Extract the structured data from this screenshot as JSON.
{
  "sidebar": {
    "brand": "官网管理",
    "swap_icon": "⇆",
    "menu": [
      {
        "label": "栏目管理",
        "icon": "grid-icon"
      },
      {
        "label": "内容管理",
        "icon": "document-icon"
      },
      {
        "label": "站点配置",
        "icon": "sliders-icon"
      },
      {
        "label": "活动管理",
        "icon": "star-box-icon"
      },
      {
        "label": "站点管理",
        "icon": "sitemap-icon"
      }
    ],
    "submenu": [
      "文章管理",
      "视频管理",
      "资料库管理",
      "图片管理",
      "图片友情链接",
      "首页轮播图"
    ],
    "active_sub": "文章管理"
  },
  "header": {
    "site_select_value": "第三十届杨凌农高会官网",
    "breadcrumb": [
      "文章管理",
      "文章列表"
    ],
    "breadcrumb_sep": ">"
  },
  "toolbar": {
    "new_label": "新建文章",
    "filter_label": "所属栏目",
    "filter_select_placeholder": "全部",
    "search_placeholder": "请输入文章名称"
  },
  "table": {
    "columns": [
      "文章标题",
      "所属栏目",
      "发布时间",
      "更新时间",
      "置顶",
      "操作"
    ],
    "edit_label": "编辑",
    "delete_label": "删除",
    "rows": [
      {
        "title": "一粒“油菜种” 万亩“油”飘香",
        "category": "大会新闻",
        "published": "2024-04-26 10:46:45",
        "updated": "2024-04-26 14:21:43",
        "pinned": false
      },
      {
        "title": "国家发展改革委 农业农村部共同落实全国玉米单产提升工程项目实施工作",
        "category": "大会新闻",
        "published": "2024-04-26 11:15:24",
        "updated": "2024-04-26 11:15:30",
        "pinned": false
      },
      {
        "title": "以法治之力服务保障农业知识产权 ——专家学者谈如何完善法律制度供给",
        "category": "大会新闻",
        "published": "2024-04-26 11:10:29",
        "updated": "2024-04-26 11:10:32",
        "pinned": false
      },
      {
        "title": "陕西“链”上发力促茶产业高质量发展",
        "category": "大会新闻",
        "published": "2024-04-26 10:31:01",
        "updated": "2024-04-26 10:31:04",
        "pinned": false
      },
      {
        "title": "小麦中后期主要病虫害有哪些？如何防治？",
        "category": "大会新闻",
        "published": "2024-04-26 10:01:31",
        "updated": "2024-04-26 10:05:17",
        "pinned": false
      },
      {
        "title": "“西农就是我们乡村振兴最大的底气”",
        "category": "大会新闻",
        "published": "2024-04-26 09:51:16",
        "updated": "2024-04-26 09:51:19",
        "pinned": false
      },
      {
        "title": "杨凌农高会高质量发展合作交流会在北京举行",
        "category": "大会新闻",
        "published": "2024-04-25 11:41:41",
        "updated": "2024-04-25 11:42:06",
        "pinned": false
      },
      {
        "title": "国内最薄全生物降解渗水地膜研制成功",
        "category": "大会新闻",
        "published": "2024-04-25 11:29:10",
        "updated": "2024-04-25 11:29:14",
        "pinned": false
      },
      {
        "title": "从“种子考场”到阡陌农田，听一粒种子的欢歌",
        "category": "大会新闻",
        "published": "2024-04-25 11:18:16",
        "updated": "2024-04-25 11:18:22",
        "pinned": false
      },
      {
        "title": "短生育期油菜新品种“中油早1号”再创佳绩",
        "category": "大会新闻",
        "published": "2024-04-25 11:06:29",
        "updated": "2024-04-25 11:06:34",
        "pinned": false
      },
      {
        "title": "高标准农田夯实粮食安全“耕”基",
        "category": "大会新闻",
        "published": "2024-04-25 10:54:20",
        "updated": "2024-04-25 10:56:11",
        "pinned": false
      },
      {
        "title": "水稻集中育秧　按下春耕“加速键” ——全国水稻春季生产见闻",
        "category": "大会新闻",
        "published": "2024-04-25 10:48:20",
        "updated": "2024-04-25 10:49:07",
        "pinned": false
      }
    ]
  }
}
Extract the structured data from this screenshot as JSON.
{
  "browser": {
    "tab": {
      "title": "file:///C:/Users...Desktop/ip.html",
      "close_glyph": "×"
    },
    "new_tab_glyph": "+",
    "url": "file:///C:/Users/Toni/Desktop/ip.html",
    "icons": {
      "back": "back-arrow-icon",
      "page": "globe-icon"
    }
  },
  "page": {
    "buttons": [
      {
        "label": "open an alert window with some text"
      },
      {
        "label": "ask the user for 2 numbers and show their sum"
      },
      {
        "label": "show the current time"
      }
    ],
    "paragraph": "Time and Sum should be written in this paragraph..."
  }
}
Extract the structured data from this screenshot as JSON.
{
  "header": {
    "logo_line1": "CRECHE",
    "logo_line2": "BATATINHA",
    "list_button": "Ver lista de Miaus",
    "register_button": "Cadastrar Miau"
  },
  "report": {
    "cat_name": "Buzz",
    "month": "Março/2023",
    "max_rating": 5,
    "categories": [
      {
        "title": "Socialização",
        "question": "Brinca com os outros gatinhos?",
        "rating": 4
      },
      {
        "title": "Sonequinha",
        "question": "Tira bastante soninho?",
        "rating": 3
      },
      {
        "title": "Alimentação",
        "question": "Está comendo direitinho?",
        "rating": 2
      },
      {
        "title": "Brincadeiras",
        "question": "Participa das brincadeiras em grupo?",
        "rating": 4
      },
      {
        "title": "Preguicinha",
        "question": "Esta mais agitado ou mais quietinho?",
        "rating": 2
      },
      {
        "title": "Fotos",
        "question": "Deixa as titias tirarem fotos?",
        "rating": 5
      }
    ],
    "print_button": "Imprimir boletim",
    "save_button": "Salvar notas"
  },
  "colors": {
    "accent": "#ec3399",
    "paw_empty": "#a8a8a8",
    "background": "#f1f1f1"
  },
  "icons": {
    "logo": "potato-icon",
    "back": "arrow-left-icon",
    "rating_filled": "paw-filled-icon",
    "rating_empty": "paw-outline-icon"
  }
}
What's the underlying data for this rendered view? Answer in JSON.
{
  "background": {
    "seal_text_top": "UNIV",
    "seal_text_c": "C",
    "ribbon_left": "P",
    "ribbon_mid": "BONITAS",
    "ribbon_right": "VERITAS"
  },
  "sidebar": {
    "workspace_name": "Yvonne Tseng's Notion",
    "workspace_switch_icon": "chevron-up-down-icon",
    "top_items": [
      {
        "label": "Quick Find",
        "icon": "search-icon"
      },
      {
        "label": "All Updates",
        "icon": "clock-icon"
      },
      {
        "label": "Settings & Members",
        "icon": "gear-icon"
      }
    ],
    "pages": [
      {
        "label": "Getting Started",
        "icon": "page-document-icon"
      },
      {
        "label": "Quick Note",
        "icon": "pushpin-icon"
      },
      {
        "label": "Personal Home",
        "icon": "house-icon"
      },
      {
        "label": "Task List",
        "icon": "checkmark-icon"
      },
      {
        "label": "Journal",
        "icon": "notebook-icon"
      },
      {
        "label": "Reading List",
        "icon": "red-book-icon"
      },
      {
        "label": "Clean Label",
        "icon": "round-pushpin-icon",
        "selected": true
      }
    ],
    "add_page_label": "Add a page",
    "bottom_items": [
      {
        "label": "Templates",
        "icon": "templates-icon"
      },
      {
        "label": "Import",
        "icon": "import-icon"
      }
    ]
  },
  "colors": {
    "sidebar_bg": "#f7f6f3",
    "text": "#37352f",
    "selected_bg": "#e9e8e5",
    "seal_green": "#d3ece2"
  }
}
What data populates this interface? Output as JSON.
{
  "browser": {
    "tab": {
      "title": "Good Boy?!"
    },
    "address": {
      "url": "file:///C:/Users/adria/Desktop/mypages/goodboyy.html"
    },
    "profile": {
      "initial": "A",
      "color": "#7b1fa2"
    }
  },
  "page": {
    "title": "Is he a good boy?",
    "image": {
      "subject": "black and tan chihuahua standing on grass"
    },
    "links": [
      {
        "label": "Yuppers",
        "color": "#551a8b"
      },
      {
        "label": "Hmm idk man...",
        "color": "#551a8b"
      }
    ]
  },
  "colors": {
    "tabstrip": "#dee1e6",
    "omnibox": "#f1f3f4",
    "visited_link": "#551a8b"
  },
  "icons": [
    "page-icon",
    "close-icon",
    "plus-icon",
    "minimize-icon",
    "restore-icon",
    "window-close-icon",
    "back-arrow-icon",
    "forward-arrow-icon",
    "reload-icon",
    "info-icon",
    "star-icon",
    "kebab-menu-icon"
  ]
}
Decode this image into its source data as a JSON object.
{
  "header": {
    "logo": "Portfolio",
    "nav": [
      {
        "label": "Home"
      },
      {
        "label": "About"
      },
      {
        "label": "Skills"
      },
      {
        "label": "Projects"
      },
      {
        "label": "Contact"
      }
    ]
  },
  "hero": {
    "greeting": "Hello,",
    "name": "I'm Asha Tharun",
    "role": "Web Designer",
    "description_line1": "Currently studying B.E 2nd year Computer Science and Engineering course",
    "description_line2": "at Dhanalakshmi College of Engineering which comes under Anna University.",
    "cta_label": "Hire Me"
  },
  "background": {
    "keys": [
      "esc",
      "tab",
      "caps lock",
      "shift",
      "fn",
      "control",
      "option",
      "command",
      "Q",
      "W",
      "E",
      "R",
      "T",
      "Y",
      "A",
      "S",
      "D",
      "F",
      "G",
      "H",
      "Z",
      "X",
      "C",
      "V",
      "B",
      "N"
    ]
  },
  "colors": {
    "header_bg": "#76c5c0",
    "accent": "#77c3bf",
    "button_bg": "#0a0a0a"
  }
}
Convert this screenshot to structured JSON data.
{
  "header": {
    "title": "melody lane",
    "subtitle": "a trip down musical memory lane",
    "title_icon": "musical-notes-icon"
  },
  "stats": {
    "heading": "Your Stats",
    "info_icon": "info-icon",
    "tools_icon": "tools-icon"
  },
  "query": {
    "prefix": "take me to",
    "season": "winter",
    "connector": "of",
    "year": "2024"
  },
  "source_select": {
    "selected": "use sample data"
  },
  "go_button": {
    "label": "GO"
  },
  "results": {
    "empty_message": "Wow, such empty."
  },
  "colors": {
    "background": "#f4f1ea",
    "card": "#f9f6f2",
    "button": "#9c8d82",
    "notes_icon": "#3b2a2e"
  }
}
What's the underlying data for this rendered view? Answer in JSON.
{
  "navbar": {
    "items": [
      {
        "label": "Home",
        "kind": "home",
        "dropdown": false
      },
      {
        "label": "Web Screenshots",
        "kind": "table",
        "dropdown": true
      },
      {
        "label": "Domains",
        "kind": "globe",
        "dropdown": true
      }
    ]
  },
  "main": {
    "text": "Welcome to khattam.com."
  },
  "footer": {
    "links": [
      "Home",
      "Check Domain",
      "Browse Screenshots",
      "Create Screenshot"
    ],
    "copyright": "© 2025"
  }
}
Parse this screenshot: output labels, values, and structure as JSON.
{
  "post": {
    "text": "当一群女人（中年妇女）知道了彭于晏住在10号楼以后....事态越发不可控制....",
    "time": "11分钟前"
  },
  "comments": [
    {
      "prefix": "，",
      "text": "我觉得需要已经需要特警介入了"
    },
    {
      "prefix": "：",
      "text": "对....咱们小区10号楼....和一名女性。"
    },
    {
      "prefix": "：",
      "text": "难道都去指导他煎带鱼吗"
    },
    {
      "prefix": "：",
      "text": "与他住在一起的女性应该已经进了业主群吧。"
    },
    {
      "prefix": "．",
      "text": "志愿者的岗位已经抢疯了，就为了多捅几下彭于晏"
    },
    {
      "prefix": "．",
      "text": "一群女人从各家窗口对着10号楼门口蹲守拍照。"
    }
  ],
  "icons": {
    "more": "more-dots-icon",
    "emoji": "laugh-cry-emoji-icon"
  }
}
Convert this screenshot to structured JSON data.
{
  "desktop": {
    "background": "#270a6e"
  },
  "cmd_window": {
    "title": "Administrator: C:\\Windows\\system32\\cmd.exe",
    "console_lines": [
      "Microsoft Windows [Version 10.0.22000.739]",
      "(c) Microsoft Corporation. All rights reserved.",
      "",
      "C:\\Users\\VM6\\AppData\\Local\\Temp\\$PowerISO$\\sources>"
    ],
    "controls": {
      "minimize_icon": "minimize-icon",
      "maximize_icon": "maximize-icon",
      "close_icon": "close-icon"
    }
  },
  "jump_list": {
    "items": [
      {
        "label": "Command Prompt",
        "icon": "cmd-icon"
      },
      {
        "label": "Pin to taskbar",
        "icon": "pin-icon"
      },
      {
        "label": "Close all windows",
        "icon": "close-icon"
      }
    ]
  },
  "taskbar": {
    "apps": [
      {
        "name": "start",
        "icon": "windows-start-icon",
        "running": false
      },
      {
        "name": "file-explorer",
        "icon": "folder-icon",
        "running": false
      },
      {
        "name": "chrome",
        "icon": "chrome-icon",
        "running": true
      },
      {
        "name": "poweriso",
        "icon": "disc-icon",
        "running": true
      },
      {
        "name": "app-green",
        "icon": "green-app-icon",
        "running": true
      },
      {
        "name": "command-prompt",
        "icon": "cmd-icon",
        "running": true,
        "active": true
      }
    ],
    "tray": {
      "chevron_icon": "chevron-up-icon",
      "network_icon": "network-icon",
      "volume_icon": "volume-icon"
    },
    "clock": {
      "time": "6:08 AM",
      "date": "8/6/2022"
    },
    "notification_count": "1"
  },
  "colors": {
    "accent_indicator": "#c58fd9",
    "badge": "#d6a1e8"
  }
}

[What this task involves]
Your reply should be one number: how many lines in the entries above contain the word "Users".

[Answer space]
4